Data listing section start
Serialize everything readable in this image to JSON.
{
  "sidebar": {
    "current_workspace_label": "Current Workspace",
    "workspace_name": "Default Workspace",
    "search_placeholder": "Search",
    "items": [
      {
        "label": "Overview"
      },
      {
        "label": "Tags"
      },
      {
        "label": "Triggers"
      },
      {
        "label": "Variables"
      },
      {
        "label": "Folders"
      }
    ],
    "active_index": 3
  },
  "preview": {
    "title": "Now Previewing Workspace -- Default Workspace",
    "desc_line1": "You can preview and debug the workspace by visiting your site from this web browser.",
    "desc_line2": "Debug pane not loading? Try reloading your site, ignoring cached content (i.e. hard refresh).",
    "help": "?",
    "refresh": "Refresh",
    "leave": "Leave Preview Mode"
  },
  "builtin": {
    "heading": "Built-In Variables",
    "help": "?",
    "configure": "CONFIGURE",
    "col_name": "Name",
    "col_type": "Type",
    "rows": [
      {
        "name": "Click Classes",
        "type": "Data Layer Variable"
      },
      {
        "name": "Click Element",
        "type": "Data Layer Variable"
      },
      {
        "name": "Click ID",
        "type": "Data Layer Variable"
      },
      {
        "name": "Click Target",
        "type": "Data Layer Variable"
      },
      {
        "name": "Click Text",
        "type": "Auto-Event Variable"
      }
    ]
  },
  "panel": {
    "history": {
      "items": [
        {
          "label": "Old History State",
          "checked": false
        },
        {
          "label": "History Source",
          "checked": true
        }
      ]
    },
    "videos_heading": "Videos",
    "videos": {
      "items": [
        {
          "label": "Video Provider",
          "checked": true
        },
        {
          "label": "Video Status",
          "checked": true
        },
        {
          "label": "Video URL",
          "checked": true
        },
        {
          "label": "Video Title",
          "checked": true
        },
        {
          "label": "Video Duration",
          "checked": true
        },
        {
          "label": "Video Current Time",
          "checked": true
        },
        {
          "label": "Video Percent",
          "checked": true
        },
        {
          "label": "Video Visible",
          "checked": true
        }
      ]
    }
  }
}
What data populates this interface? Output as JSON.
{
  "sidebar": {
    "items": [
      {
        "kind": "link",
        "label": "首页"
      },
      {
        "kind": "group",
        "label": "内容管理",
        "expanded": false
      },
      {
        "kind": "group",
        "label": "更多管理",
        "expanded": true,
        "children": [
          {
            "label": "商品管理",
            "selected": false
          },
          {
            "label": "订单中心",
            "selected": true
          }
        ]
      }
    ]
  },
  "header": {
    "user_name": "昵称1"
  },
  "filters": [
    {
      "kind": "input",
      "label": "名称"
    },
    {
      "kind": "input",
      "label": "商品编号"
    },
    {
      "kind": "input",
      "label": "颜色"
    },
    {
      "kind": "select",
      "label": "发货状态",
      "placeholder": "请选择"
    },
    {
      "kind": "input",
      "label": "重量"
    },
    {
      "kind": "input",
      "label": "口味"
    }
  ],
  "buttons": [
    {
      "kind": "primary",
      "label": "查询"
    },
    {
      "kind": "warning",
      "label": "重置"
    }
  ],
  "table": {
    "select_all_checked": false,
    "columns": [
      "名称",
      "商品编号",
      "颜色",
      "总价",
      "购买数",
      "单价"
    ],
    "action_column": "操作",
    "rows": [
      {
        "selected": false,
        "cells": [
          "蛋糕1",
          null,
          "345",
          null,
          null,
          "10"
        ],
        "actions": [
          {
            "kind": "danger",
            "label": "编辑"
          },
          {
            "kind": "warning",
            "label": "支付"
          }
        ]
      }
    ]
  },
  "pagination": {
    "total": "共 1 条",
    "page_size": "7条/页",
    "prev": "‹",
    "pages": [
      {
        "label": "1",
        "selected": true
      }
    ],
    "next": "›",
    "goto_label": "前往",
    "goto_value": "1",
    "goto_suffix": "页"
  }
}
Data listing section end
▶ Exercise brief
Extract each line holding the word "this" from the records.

▶ Exercise result
Serialize everything readable in this image to JSON.
    "desc_line1": "You can preview and debug the workspace by visiting your site from this web browser.",
What data populates this interface? Output as JSON.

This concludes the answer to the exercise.